*Work to complete*.
Copy the result of filtering the entries below for lines that include the string "zaliznychne".

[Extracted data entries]
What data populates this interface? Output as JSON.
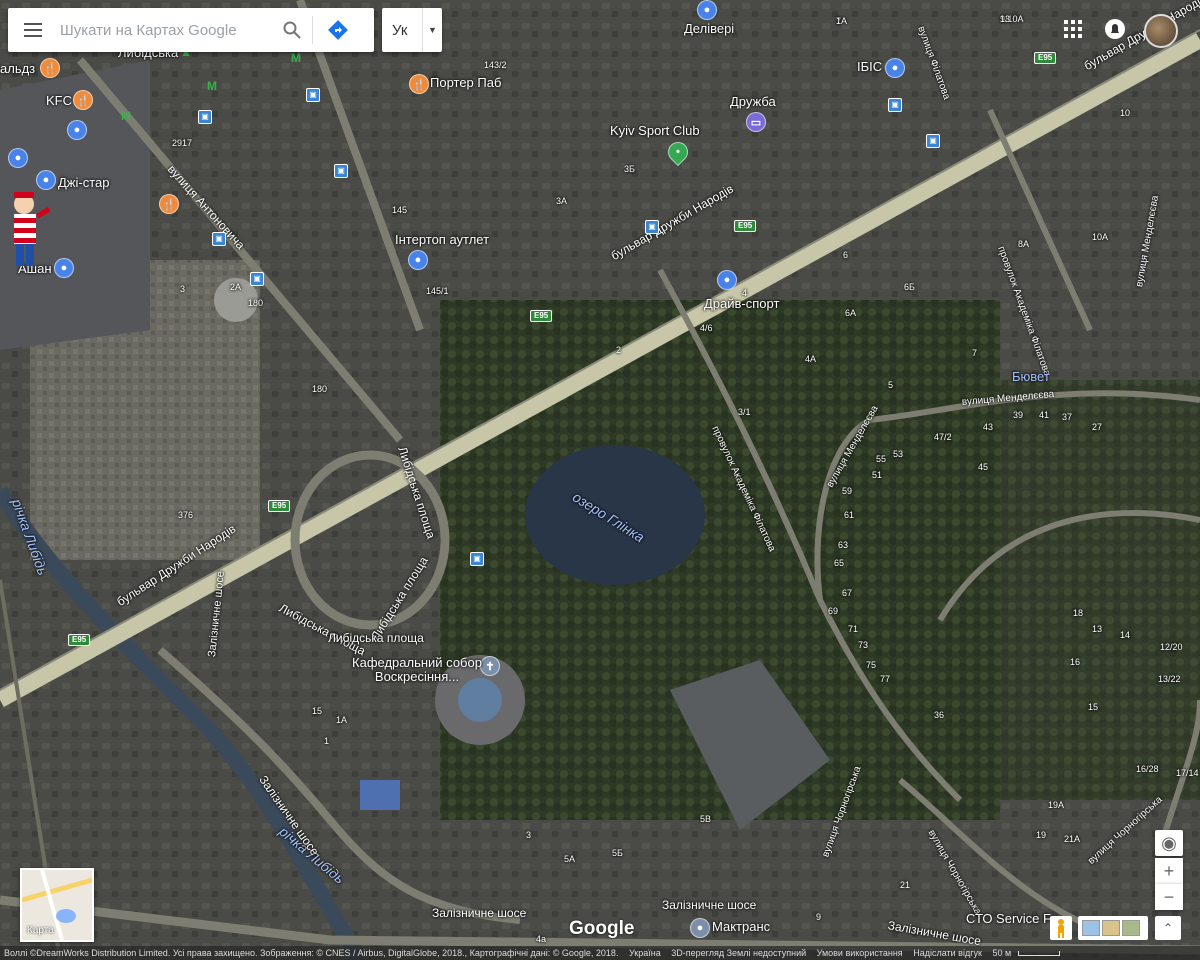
{
  "search": {
    "placeholder": "Шукати на Картах Google"
  },
  "lang": {
    "label": "Ук"
  },
  "layers": {
    "label": "Карта"
  },
  "logo": "Google",
  "footer": {
    "attribution": "Воллі ©DreamWorks Distribution Limited. Усі права захищено. Зображення: © CNES / Airbus, DigitalGlobe, 2018., Картографічні дані: © Google, 2018.",
    "country": "Україна",
    "earth_3d": "3D-перегляд Землі недоступний",
    "terms": "Умови використання",
    "feedback": "Надіслати відгук",
    "scale": "50 м"
  },
  "places": [
    {
      "id": "delivery",
      "label": "Делівері",
      "type": "blue"
    },
    {
      "id": "porter",
      "label": "Портер Паб",
      "type": "orange"
    },
    {
      "id": "druzhba",
      "label": "Дружба",
      "type": "purple"
    },
    {
      "id": "kyiv-sport",
      "label": "Kyiv Sport Club",
      "type": "green"
    },
    {
      "id": "ibis",
      "label": "ІБІС",
      "type": "blue"
    },
    {
      "id": "intertop",
      "label": "Інтертоп аутлет",
      "type": "blue"
    },
    {
      "id": "drive-sport",
      "label": "Драйв-спорт",
      "type": "blue"
    },
    {
      "id": "kfc",
      "label": "KFC",
      "type": "orange"
    },
    {
      "id": "mcdonalds",
      "label": "альдз",
      "type": "orange"
    },
    {
      "id": "jistar",
      "label": "Джі-стар",
      "type": "blue"
    },
    {
      "id": "auchan",
      "label": "Ашан",
      "type": "blue"
    },
    {
      "id": "cathedral",
      "label": "Кафедральний собор Воскресіння...",
      "type": "grey"
    },
    {
      "id": "maktrans",
      "label": "Мактранс",
      "type": "grey"
    },
    {
      "id": "buvet",
      "label": "Бювет",
      "type": "text"
    },
    {
      "id": "sto",
      "label": "СТО Service F",
      "type": "text"
    },
    {
      "id": "lybidska-metro",
      "label": "Либідська",
      "type": "metro"
    }
  ],
  "roads": [
    {
      "id": "bulvar-1",
      "label": "бульвар Дружби Народів"
    },
    {
      "id": "bulvar-2",
      "label": "бульвар Дружби Народів"
    },
    {
      "id": "bulvar-3",
      "label": "бульвар Дружби Народів"
    },
    {
      "id": "antonovycha",
      "label": "вулиця Антоновича"
    },
    {
      "id": "lybidska-ploshcha-1",
      "label": "Либідська площа"
    },
    {
      "id": "lybidska-ploshcha-2",
      "label": "Либідська площа"
    },
    {
      "id": "lybidska-ploshcha-3",
      "label": "Либідська площа"
    },
    {
      "id": "lybidska-ploshcha-4",
      "label": "Либідська площа"
    },
    {
      "id": "filatova-1",
      "label": "провулок Академіка Філатова"
    },
    {
      "id": "filatova-2",
      "label": "провулок Академіка Філатова"
    },
    {
      "id": "filatova-3",
      "label": "вулиця Філатова"
    },
    {
      "id": "mendeleieva-1",
      "label": "вулиця Менделєєва"
    },
    {
      "id": "mendeleieva-2",
      "label": "вулиця Менделєєва"
    },
    {
      "id": "mendeleieva-3",
      "label": "вулиця Менделєєва"
    },
    {
      "id": "zaliznychne-1",
      "label": "Залізничне шосе"
    },
    {
      "id": "zaliznychne-2",
      "label": "Залізничне шосе"
    },
    {
      "id": "zaliznychne-3",
      "label": "Залізничне шосе"
    },
    {
      "id": "zaliznychne-4",
      "label": "Залізничне шосе"
    },
    {
      "id": "zaliznychne-5",
      "label": "Залізничне шосе"
    },
    {
      "id": "chornohirska-1",
      "label": "вулиця Чорногірська"
    },
    {
      "id": "chornohirska-2",
      "label": "вулиця Чорногірська"
    },
    {
      "id": "chornohirska-3",
      "label": "вулиця Чорногірська"
    }
  ],
  "water": [
    {
      "id": "lake",
      "label": "озеро Глінка"
    },
    {
      "id": "river-1",
      "label": "річка Либідь"
    },
    {
      "id": "river-2",
      "label": "річка Либідь"
    }
  ],
  "shields": [
    "E95",
    "E95",
    "E95",
    "E95",
    "E95"
  ],
  "house_numbers": [
    "7A",
    "9/10A",
    "143/2",
    "3Б",
    "3A",
    "145",
    "145/1",
    "2917",
    "180",
    "180",
    "376",
    "4",
    "4/6",
    "2",
    "3/1",
    "6",
    "6A",
    "6Б",
    "4A",
    "5",
    "8A",
    "10A",
    "7",
    "10",
    "41",
    "39",
    "37",
    "43",
    "27",
    "47/2",
    "55",
    "53",
    "51",
    "45",
    "59",
    "61",
    "63",
    "65",
    "67",
    "69",
    "71",
    "73",
    "75",
    "77",
    "36",
    "18",
    "13",
    "14",
    "12/20",
    "16",
    "13/22",
    "15",
    "16/28",
    "17/14",
    "19A",
    "19",
    "21A",
    "21",
    "15",
    "1A",
    "1",
    "3",
    "5A",
    "5Б",
    "5В",
    "9",
    "4a",
    "2A",
    "3",
    "1",
    "13"
  ]
}
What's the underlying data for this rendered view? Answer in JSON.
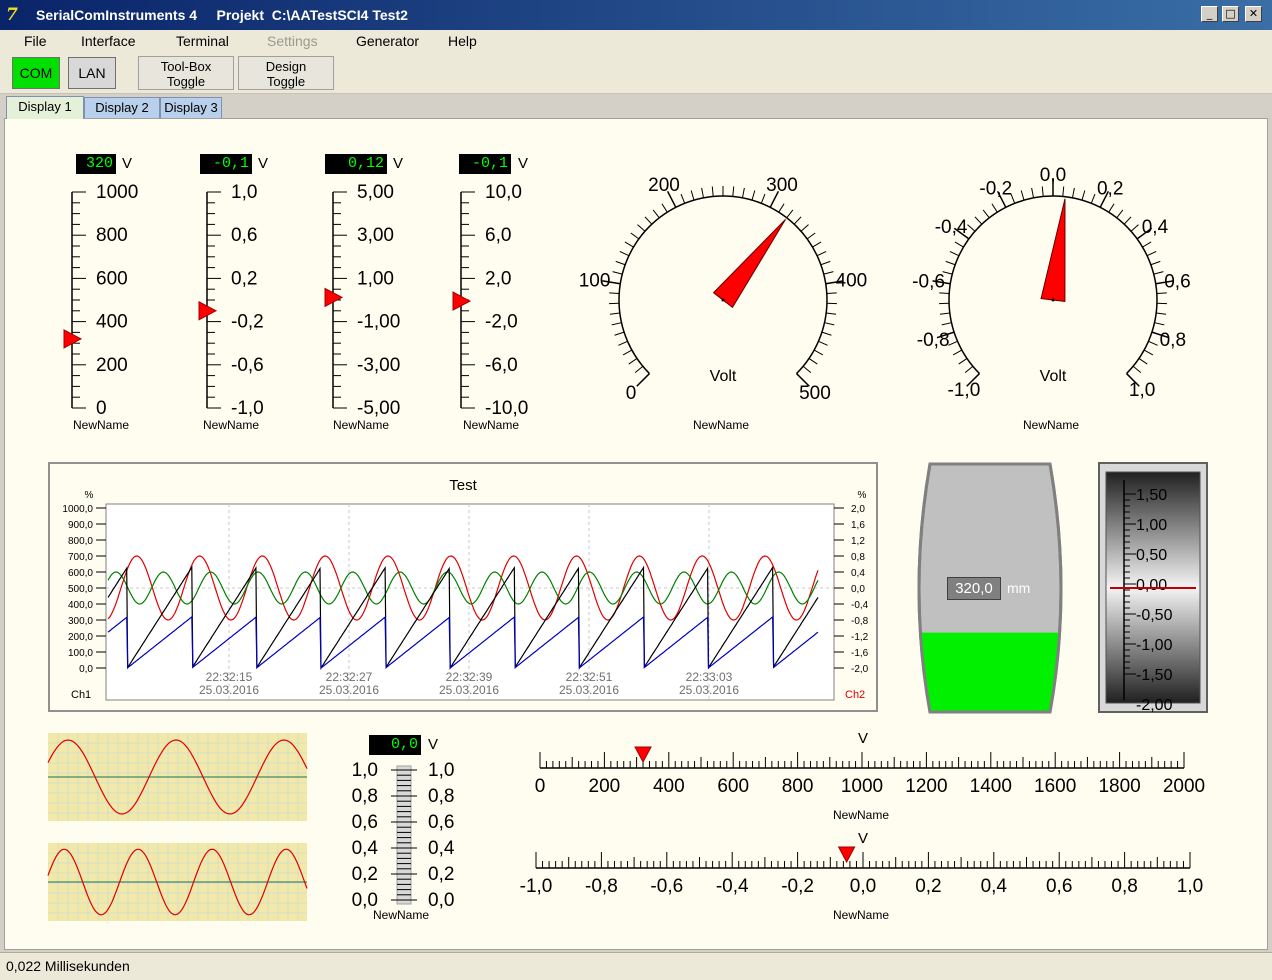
{
  "window": {
    "app_title": "SerialComInstruments 4",
    "project_title": "Projekt  C:\\AATestSCI4 Test2",
    "minimize": "_",
    "maximize": "□",
    "close": "✕"
  },
  "menu": [
    {
      "label": "File",
      "disabled": false
    },
    {
      "label": "Interface",
      "disabled": false
    },
    {
      "label": "Terminal",
      "disabled": false
    },
    {
      "label": "Settings",
      "disabled": true
    },
    {
      "label": "Generator",
      "disabled": false
    },
    {
      "label": "Help",
      "disabled": false
    }
  ],
  "toolbar": {
    "com": "COM",
    "lan": "LAN",
    "toolbox_line1": "Tool-Box",
    "toolbox_line2": "Toggle",
    "design_line1": "Design",
    "design_line2": "Toggle"
  },
  "tabs": [
    "Display 1",
    "Display 2",
    "Display 3"
  ],
  "bar_meters": [
    {
      "value_text": "320",
      "unit": "V",
      "name": "NewName",
      "labels": [
        "1000",
        "800",
        "600",
        "400",
        "200",
        "0"
      ],
      "min": 0,
      "max": 1000,
      "value": 320
    },
    {
      "value_text": "-0,1",
      "unit": "V",
      "name": "NewName",
      "labels": [
        "1,0",
        "0,6",
        "0,2",
        "-0,2",
        "-0,6",
        "-1,0"
      ],
      "min": -1,
      "max": 1,
      "value": -0.1
    },
    {
      "value_text": "0,12",
      "unit": "V",
      "name": "NewName",
      "labels": [
        "5,00",
        "3,00",
        "1,00",
        "-1,00",
        "-3,00",
        "-5,00"
      ],
      "min": -5,
      "max": 5,
      "value": 0.12
    },
    {
      "value_text": "-0,1",
      "unit": "V",
      "name": "NewName",
      "labels": [
        "10,0",
        "6,0",
        "2,0",
        "-2,0",
        "-6,0",
        "-10,0"
      ],
      "min": -10,
      "max": 10,
      "value": -0.1
    }
  ],
  "dials": [
    {
      "name": "NewName",
      "unit": "Volt",
      "labels": [
        "0",
        "100",
        "200",
        "300",
        "400",
        "500"
      ],
      "min": 0,
      "max": 500,
      "value": 320
    },
    {
      "name": "NewName",
      "unit": "Volt",
      "labels": [
        "-1,0",
        "-0,8",
        "-0,6",
        "-0,4",
        "-0,2",
        "0,0",
        "0,2",
        "0,4",
        "0,6",
        "0,8",
        "1,0"
      ],
      "min": -1,
      "max": 1,
      "value": 0.05
    }
  ],
  "chart_data": {
    "type": "line",
    "title": "Test",
    "left_axis_unit": "%",
    "right_axis_unit": "%",
    "left_ticks": [
      "1000,0",
      "900,0",
      "800,0",
      "700,0",
      "600,0",
      "500,0",
      "400,0",
      "300,0",
      "200,0",
      "100,0",
      "0,0"
    ],
    "right_ticks": [
      "2,0",
      "1,6",
      "1,2",
      "0,8",
      "0,4",
      "0,0",
      "-0,4",
      "-0,8",
      "-1,2",
      "-1,6",
      "-2,0"
    ],
    "ylim_left": [
      0,
      1000
    ],
    "ylim_right": [
      -2,
      2
    ],
    "x_time_labels": [
      "22:32:15",
      "22:32:27",
      "22:32:39",
      "22:32:51",
      "22:33:03"
    ],
    "x_date_labels": [
      "25.03.2016",
      "25.03.2016",
      "25.03.2016",
      "25.03.2016",
      "25.03.2016"
    ],
    "ch1_label": "Ch1",
    "ch2_label": "Ch2",
    "series": [
      {
        "color": "#e00000",
        "shape": "sine",
        "amplitude": 0.8,
        "offset": 0,
        "axis": "right",
        "cycles": 11.3
      },
      {
        "color": "#008000",
        "shape": "sine",
        "amplitude": 0.4,
        "offset": 0,
        "axis": "right",
        "cycles": 15
      },
      {
        "color": "#000000",
        "shape": "sawtooth",
        "min": 0,
        "max": 630,
        "axis": "left",
        "cycles": 11
      },
      {
        "color": "#0000c0",
        "shape": "sawtooth",
        "min": 0,
        "max": 320,
        "axis": "left",
        "cycles": 11
      }
    ],
    "grid": true
  },
  "tank": {
    "value_text": "320,0",
    "unit": "mm",
    "fill_fraction": 0.32
  },
  "vslider": {
    "labels": [
      "1,50",
      "1,00",
      "0,50",
      "0,00",
      "-0,50",
      "-1,00",
      "-1,50",
      "-2,00"
    ],
    "value": 0
  },
  "mini_recorders": [
    {
      "color": "#e00000",
      "cycles": 2.4
    },
    {
      "color": "#e00000",
      "cycles": 3.5
    }
  ],
  "small_meter": {
    "value_text": "0,0",
    "unit": "V",
    "name": "NewName",
    "labels": [
      "1,0",
      "0,8",
      "0,6",
      "0,4",
      "0,2",
      "0,0"
    ]
  },
  "h_scales": [
    {
      "unit": "V",
      "name": "NewName",
      "labels": [
        "0",
        "200",
        "400",
        "600",
        "800",
        "1000",
        "1200",
        "1400",
        "1600",
        "1800",
        "2000"
      ],
      "min": 0,
      "max": 2000,
      "value": 320
    },
    {
      "unit": "V",
      "name": "NewName",
      "labels": [
        "-1,0",
        "-0,8",
        "-0,6",
        "-0,4",
        "-0,2",
        "0,0",
        "0,2",
        "0,4",
        "0,6",
        "0,8",
        "1,0"
      ],
      "min": -1,
      "max": 1,
      "value": -0.05
    }
  ],
  "status": "0,022 Millisekunden"
}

*Task result*.
      "id": "zaliznychne-1",
      "id": "zaliznychne-2",
      "id": "zaliznychne-3",
      "id": "zaliznychne-4",
      "id": "zaliznychne-5",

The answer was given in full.